Resize SVG in markdown

I’m trying to resize an image in my markdown column however the image only is displayed in the original size and if I try the Github resize format “=wxh” it doesn’t work:

'![]({} =40x40)'.format(app.get_asset_url('green_scoop.svg'))


To get around this I convert my images to png in a specific size, however is better to have these images in SVG.



How can I achieve this with SVGs?

Hi @OtavioAcc

I learned how to do this from this blog:
See the section on Use CSS And Special URL Parameters.

You can add a URL paramater:


Then adjust the size in the .css file:

img[src*="#thumbnail"] {

Worked for me!


Work perfectly for me!! Thank you a lot.

1 Like

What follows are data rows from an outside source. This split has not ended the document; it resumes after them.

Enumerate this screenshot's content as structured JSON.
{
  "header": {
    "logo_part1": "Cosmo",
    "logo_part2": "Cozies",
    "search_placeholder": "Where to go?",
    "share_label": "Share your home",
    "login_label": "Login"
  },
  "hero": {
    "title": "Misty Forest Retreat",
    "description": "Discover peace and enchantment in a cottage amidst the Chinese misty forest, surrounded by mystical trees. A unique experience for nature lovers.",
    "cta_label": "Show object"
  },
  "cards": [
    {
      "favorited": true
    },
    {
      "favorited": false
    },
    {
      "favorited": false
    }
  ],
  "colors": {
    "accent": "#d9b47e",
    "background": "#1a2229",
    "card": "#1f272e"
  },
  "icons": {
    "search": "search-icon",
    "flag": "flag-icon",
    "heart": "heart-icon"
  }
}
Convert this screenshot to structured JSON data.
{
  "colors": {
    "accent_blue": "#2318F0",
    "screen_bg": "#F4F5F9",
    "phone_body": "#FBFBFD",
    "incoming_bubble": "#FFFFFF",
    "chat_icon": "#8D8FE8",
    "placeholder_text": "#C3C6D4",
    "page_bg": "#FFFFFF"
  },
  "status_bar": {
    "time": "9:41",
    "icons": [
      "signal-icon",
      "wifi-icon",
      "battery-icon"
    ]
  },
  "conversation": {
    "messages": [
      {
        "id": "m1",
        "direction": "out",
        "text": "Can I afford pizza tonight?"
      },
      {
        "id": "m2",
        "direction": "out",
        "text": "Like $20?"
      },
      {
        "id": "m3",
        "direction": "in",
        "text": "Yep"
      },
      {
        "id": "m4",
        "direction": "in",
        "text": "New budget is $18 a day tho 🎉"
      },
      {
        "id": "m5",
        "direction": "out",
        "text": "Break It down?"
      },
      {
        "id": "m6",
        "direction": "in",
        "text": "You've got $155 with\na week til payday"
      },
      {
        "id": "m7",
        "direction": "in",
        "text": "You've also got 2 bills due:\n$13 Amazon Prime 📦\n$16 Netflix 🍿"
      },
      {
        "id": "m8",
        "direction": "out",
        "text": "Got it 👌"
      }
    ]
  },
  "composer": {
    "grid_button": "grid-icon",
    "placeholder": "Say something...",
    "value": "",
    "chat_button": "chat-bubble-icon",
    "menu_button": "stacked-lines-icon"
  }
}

Hi @AnnMarieW
Thanks to @raptorbrad I have learnt how to resize an image in markdown to the current width of the visible container:
img[src*=“#thumbnail”] {
width: 100%;
Now I’d like to “merge” both approaches and have the following logic: final size = min(actual image width, visible container width), which would prevent the image from being stretched beyond its normal size, thus avoid display artifacts.
Is there a way to do this logi in the css ?

I have tried the below which looks better though the image is still wider than the original
img[src*=“#article”] {
width: 100%;
max-width: min-content;

Hi @bsauvage
Try adding:

    height: auto;   

Hello! Somehow this doesn’t to change anything further than just adding the max-width argument.

Hi @bsauvage,

This worked for me… Try running this minimal example. If you change the screen size the text and the image scale.

css file in assets folder:

img[src*="#article"] {

from dash import Dash, dcc

app = Dash(__name__)

blog = """

# About This Image
Galaxy cluster SMACS 0723 is a technicolor landscape when viewed in mid-infrared light by NASA’s James Webb Space Telescope. Compared to Webb’s near-infrared image at right, the galaxies and stars are awash in new colors.



if __name__ == "__main__":

Thanks @AnnMarieW
So if I put the dcc.Markdown inside a dbc.Col(dbc.Row(…)) it doesn’t work (height:auto has no effect), and I need to use instead:
img[src*=“#article”] {
width: 100%;
max-width: min-content;

Then, I am still observing some stretching when the file is a png instead of a gif, in Chrome.
Does that make any sense?

No… can you make a minimal example that I can run?

Actually: it works as expected, the issue was with my system (Windows+Chrome) scaling/HDR settings/zoom settings!!!
So, problem solved! Thanks